• Supplied data:
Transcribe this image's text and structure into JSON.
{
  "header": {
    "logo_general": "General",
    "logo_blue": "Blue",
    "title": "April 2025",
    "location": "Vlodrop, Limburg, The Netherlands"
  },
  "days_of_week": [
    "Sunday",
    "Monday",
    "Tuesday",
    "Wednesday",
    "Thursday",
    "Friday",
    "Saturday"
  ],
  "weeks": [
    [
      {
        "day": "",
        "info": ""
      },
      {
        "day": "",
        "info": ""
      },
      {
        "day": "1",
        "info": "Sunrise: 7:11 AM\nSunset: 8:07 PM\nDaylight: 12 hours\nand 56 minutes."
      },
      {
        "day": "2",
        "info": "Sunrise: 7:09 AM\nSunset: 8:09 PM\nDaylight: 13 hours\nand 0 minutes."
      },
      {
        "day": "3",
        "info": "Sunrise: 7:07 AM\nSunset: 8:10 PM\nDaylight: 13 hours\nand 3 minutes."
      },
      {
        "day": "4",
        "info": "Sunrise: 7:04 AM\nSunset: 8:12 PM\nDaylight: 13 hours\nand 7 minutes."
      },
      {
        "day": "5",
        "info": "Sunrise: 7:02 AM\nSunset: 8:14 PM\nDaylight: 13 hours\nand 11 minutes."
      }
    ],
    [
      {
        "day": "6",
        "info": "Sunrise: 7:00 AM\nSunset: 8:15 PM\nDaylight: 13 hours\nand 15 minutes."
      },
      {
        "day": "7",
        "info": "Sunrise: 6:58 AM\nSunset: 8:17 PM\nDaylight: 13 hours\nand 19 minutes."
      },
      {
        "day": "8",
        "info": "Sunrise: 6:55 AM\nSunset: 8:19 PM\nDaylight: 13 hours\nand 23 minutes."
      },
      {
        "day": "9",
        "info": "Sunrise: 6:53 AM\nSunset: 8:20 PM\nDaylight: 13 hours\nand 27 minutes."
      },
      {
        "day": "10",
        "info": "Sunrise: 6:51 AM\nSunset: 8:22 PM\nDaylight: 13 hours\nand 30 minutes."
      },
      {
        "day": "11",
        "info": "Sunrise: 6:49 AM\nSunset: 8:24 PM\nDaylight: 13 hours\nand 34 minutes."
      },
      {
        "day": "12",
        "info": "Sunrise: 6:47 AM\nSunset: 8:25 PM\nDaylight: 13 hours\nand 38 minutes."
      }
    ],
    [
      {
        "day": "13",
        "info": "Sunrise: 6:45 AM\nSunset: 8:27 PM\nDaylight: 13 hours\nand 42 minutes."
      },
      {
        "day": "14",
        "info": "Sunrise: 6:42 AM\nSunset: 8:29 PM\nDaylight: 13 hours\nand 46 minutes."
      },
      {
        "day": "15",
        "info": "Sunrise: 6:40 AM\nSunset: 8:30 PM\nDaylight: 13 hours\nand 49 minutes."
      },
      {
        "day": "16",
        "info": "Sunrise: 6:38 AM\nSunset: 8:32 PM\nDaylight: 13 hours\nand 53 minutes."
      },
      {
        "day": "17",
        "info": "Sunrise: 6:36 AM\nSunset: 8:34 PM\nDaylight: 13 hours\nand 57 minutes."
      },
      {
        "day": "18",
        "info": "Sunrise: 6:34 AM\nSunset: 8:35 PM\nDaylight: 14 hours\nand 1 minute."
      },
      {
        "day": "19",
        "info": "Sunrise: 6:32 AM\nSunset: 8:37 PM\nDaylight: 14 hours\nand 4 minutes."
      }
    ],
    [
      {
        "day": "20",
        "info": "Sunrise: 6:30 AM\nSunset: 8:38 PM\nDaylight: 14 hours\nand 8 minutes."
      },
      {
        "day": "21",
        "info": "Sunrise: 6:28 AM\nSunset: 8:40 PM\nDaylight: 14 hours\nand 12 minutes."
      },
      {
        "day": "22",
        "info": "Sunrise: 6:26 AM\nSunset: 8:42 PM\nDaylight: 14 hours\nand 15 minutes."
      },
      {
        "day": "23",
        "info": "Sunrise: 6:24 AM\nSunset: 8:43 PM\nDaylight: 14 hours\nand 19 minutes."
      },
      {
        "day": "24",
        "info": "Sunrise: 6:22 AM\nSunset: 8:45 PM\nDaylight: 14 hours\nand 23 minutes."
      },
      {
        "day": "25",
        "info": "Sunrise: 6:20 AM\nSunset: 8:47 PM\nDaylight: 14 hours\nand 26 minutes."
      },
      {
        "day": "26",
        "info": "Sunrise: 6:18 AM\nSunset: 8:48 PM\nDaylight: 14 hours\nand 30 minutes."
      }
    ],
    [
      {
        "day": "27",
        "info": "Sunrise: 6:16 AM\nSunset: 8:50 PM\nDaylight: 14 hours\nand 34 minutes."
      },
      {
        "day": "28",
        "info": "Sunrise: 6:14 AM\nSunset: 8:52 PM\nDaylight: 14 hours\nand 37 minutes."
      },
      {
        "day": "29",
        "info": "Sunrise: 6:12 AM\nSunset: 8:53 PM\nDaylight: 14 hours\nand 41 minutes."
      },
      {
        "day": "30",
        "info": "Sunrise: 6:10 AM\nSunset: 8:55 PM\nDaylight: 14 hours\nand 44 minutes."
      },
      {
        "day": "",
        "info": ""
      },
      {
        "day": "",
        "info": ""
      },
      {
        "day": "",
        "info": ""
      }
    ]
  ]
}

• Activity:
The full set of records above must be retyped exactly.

• Written reply:
Transcribe this image's text and structure into JSON.
{
  "header": {
    "logo_general": "General",
    "logo_blue": "Blue",
    "title": "April 2025",
    "location": "Vlodrop, Limburg, The Netherlands"
  },
  "days_of_week": [
    "Sunday",
    "Monday",
    "Tuesday",
    "Wednesday",
    "Thursday",
    "Friday",
    "Saturday"
  ],
  "weeks": [
    [
      {
        "day": "",
        "info": ""
      },
      {
        "day": "",
        "info": ""
      },
      {
        "day": "1",
        "info": "Sunrise: 7:11 AM\nSunset: 8:07 PM\nDaylight: 12 hours\nand 56 minutes."
      },
      {
        "day": "2",
        "info": "Sunrise: 7:09 AM\nSunset: 8:09 PM\nDaylight: 13 hours\nand 0 minutes."
      },
      {
        "day": "3",
        "info": "Sunrise: 7:07 AM\nSunset: 8:10 PM\nDaylight: 13 hours\nand 3 minutes."
      },
      {
        "day": "4",
        "info": "Sunrise: 7:04 AM\nSunset: 8:12 PM\nDaylight: 13 hours\nand 7 minutes."
      },
      {
        "day": "5",
        "info": "Sunrise: 7:02 AM\nSunset: 8:14 PM\nDaylight: 13 hours\nand 11 minutes."
      }
    ],
    [
      {
        "day": "6",
        "info": "Sunrise: 7:00 AM\nSunset: 8:15 PM\nDaylight: 13 hours\nand 15 minutes."
      },
      {
        "day": "7",
        "info": "Sunrise: 6:58 AM\nSunset: 8:17 PM\nDaylight: 13 hours\nand 19 minutes."
      },
      {
        "day": "8",
        "info": "Sunrise: 6:55 AM\nSunset: 8:19 PM\nDaylight: 13 hours\nand 23 minutes."
      },
      {
        "day": "9",
        "info": "Sunrise: 6:53 AM\nSunset: 8:20 PM\nDaylight: 13 hours\nand 27 minutes."
      },
      {
        "day": "10",
        "info": "Sunrise: 6:51 AM\nSunset: 8:22 PM\nDaylight: 13 hours\nand 30 minutes."
      },
      {
        "day": "11",
        "info": "Sunrise: 6:49 AM\nSunset: 8:24 PM\nDaylight: 13 hours\nand 34 minutes."
      },
      {
        "day": "12",
        "info": "Sunrise: 6:47 AM\nSunset: 8:25 PM\nDaylight: 13 hours\nand 38 minutes."
      }
    ],
    [
      {
        "day": "13",
        "info": "Sunrise: 6:45 AM\nSunset: 8:27 PM\nDaylight: 13 hours\nand 42 minutes."
      },
      {
        "day": "14",
        "info": "Sunrise: 6:42 AM\nSunset: 8:29 PM\nDaylight: 13 hours\nand 46 minutes."
      },
      {
        "day": "15",
        "info": "Sunrise: 6:40 AM\nSunset: 8:30 PM\nDaylight: 13 hours\nand 49 minutes."
      },
      {
        "day": "16",
        "info": "Sunrise: 6:38 AM\nSunset: 8:32 PM\nDaylight: 13 hours\nand 53 minutes."
      },
      {
        "day": "17",
        "info": "Sunrise: 6:36 AM\nSunset: 8:34 PM\nDaylight: 13 hours\nand 57 minutes."
      },
      {
        "day": "18",
        "info": "Sunrise: 6:34 AM\nSunset: 8:35 PM\nDaylight: 14 hours\nand 1 minute."
      },
      {
        "day": "19",
        "info": "Sunrise: 6:32 AM\nSunset: 8:37 PM\nDaylight: 14 hours\nand 4 minutes."
      }
    ],
    [
      {
        "day": "20",
        "info": "Sunrise: 6:30 AM\nSunset: 8:38 PM\nDaylight: 14 hours\nand 8 minutes."
      },
      {
        "day": "21",
        "info": "Sunrise: 6:28 AM\nSunset: 8:40 PM\nDaylight: 14 hours\nand 12 minutes."
      },
      {
        "day": "22",
        "info": "Sunrise: 6:26 AM\nSunset: 8:42 PM\nDaylight: 14 hours\nand 15 minutes."
      },
      {
        "day": "23",
        "info": "Sunrise: 6:24 AM\nSunset: 8:43 PM\nDaylight: 14 hours\nand 19 minutes."
      },
      {
        "day": "24",
        "info": "Sunrise: 6:22 AM\nSunset: 8:45 PM\nDaylight: 14 hours\nand 23 minutes."
      },
      {
        "day": "25",
        "info": "Sunrise: 6:20 AM\nSunset: 8:47 PM\nDaylight: 14 hours\nand 26 minutes."
      },
      {
        "day": "26",
        "info": "Sunrise: 6:18 AM\nSunset: 8:48 PM\nDaylight: 14 hours\nand 30 minutes."
      }
    ],
    [
      {
        "day": "27",
        "info": "Sunrise: 6:16 AM\nSunset: 8:50 PM\nDaylight: 14 hours\nand 34 minutes."
      },
      {
        "day": "28",
        "info": "Sunrise: 6:14 AM\nSunset: 8:52 PM\nDaylight: 14 hours\nand 37 minutes."
      },
      {
        "day": "29",
        "info": "Sunrise: 6:12 AM\nSunset: 8:53 PM\nDaylight: 14 hours\nand 41 minutes."
      },
      {
        "day": "30",
        "info": "Sunrise: 6:10 AM\nSunset: 8:55 PM\nDaylight: 14 hours\nand 44 minutes."
      },
      {
        "day": "",
        "info": ""
      },
      {
        "day": "",
        "info": ""
      },
      {
        "day": "",
        "info": ""
      }
    ]
  ]
}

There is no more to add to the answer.